View of Baguio City from the Maryknoll Ecological Sanctuary.
There is a long walk called the "Cosmic Journey" which takes the hiker through the evolution of the world with symbolic structures at 14 stations representing the stages of life on earth. Sr. Peggy Dillon and her dog Lupa ("earth") greeted us and told us about her work. She spent the last 15 years as a mission worker in Nicaragua before coming to the Philippines. We had a long and heartfelt conversation with the sisters at dinner about faith and family. They asked me to give the dinner blessing. I'm not a priest, so it was quite an honor to be asked by the sisters to pray.
(L to R) Sr. Bibiana, Sr. Clemente, Andrew, Sr. Josephina, Clyde, Martin, and Sister Elaine at the Asin Hot Springs.
Monday, December 4, 2000: This morning, the church van takes us to the airport. Sister Jo gave us a going-way lunch and a gift, and we boarded our Asian Spirit flight back to Manila though Baguio is now cool and sunny and really much too beautiful to leave. Back in Manila, we brushed off a cab driver in the lot charging P600 and found one on the street who would use a meter and charged only P140. Back at the Fersal Apartelle, we channel-surfed until we found a gay Filipino movie called "Tanag & Chos." It's about a gay Godfather character and is pretty campy and forgettable film. I guess I got my Thanksgiving "turkey" a bit late. Bert Masbang took us out to dinner at Shakey's Pizza tonight and we caught up with family news. We packed our bags for our trip to the USA tomorrow.

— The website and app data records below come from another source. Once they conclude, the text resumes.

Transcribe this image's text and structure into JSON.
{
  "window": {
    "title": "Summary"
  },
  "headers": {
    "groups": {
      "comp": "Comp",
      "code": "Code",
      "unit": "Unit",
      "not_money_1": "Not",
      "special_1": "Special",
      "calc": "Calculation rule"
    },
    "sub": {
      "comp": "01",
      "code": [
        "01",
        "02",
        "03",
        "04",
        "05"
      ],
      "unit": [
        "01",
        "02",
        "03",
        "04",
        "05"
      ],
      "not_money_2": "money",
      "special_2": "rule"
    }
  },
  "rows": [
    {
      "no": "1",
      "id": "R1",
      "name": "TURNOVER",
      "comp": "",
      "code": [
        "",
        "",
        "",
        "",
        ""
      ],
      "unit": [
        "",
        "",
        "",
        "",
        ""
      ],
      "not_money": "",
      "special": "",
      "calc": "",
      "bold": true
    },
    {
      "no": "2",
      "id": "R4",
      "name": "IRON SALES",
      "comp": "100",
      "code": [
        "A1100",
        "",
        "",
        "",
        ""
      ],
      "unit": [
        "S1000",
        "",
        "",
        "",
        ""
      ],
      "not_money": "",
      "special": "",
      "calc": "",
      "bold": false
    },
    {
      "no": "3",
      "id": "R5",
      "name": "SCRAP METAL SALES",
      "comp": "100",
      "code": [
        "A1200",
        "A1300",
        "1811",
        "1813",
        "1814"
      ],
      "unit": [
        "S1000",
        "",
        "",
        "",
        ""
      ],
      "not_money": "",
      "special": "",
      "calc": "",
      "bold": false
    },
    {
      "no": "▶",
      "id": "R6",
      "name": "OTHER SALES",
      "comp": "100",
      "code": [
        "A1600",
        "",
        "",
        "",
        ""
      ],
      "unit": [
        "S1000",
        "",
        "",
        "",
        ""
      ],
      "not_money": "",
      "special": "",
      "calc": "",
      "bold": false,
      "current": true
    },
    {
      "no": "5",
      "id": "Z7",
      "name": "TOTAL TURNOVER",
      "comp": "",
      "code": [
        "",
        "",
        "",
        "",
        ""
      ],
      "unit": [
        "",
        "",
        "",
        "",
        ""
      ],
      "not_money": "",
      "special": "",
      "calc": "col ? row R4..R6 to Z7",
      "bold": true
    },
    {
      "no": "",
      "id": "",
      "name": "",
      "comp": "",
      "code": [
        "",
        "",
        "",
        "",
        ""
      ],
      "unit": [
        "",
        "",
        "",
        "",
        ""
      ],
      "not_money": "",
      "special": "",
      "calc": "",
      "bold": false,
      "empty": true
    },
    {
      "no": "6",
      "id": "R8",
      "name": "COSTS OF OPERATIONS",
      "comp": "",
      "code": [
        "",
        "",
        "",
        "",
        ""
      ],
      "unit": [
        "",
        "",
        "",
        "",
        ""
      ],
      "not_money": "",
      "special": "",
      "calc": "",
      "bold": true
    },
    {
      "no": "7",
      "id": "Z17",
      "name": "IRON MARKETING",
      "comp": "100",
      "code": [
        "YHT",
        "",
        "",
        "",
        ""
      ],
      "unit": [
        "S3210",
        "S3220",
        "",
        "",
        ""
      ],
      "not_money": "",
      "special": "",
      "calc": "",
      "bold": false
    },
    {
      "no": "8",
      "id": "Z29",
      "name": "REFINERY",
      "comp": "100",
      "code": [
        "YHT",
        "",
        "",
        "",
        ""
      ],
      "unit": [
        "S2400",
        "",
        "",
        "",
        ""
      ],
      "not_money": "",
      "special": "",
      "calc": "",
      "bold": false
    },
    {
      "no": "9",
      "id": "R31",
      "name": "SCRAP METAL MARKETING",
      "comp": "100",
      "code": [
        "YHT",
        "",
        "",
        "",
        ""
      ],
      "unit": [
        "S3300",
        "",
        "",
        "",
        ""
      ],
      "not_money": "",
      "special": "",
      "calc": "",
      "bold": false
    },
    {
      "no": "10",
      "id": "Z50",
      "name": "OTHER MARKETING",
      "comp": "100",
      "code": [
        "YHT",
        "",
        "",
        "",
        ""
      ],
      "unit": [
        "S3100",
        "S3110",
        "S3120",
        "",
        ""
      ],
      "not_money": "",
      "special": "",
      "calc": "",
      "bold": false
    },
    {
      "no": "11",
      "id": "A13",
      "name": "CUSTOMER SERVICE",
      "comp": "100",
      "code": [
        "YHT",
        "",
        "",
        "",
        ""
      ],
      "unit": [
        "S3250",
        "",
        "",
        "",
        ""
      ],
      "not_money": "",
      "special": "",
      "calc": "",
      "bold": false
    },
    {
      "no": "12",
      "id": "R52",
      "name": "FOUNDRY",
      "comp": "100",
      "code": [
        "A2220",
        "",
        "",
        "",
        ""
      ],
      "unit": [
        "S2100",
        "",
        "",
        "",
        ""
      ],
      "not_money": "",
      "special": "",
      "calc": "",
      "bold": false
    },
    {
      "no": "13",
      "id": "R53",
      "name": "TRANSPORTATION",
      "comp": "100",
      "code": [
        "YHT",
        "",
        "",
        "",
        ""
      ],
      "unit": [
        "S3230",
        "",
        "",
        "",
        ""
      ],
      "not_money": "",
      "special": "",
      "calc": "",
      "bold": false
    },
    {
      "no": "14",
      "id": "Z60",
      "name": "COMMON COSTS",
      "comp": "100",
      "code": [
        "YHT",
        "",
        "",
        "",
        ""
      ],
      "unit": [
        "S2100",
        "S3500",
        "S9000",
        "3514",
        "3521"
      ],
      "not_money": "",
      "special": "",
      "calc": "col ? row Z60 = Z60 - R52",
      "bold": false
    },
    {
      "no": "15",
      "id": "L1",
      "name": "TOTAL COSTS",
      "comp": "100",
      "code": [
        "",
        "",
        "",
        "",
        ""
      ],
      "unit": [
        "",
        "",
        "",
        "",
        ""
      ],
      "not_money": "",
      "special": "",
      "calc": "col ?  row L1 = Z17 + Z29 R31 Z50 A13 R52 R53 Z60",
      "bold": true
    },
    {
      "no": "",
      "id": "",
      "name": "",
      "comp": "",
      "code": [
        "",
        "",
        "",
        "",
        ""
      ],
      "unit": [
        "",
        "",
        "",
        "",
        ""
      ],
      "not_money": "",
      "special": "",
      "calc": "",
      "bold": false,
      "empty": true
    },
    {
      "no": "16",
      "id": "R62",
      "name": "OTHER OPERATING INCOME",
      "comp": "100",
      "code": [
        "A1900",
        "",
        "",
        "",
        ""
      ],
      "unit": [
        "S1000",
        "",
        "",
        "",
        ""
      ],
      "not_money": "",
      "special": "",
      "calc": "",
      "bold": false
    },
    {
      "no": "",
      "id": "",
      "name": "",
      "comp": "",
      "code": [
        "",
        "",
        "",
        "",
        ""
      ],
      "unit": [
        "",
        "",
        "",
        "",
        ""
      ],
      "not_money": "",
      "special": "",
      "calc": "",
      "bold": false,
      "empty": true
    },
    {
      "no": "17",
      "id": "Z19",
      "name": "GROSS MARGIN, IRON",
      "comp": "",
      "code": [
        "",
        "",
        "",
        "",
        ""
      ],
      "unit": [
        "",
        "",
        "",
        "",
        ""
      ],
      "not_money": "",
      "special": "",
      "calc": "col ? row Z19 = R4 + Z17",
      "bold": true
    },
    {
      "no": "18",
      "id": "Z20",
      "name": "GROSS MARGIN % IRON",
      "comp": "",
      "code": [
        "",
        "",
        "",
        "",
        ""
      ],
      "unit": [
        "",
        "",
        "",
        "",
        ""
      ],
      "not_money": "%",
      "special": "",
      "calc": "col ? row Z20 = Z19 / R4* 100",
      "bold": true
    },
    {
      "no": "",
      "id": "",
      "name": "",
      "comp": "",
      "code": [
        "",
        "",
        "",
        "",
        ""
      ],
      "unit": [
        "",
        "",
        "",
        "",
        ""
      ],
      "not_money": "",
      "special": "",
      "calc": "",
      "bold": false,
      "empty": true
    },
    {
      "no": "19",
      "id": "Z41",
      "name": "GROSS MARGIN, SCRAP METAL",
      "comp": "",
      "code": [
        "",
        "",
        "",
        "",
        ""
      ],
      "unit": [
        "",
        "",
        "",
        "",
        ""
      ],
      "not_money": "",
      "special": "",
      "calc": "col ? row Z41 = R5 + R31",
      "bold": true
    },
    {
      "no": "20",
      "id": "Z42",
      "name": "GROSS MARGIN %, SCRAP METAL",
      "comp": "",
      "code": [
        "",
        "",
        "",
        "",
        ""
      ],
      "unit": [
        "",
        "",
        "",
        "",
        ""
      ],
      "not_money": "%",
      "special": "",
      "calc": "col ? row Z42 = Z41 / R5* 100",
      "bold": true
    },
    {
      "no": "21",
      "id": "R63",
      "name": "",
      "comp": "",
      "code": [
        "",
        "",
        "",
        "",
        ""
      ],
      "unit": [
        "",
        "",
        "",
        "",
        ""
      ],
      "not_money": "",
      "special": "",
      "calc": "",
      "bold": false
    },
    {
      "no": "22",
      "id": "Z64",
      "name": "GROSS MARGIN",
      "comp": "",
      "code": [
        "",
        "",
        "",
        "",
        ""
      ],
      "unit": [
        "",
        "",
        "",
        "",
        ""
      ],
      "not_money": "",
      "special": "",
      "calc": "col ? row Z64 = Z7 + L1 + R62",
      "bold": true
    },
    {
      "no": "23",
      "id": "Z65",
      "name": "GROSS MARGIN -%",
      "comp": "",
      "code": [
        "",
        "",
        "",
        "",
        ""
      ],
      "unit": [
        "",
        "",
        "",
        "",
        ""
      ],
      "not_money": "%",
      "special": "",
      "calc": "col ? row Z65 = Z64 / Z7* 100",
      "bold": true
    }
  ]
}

The front view of the Santa Catalina Convent. The sisters and Andrew give us a warm send off.
Tuesday, December 5, 2000: Without the Wagner group, the KAL flight to Seoul and then to LAX had mostly Korean passengers. In the Seoul airport, we passed time talking with an Australian lady who was in Korea visiting her daughter. After a long flight over the Pacific, we arrived on the same day that we left. I spent the flight watching videos and reviewing Miller's book, The Mystery of Courage. Eve Toles and a family friend, Stanley, picked us up at the airport and take us to Clyde's parents' home in Apple Valley, CA.
Clyde's sister Diane and Martin pose with one of Clyde's father's oxygen tanks.
Wednesday, December 6, 2000: We spent the day catching up on a ton of e-mail and making phone calls.
Thursday, December 7, 2000: We had lunch at a Mexican restaurant today, and a long afternoon nap. We spent lots of time visiting with Clyde's sister, Diane who is still rehabilitating from surgery on her brain tumor.
Clyde's brother-in-law Steve and Clyde sit in his parents' family room in Apple Valley, California.
Friday, December 8, 2000: We made final preparations today for our return flight to North Carolina. Steve Flannery treated us to lunch at an Italian Restaurant, with Eve, Diane, Charles, and Kathy. We played Trivial Pursuit with Diane and her grandchildren, Jonathan and Stephanie. Eve Flannery and I played hide and seek with the kids that afternoon. Clyde's family is very concerned abut the as-yet-unresolved U.S. Election. Mercifully, we have been spared news stories about recounts over the past several weeks.
Clyde's mother, (Martin in shadows), sister Diane, and father, during a spell when no one was discussing the election fiasco.
Saturday, December 9, 2000: We arrive in RDU Airport tonight, and our neighbor, Jason File, picked us up and took us to our home which is still intact, though the yard is covered with leaves waiting to be raked up. We have a load of mail to sort through. We walked, we talked, we had fun. It's been a great trip!
The garden of the Santa Catalina Convent in Baguio City, Philippines, has a statue of Joseph holding the infant Jesus as well as a grotto to the Virgin Mary surrounded by attentive sheep.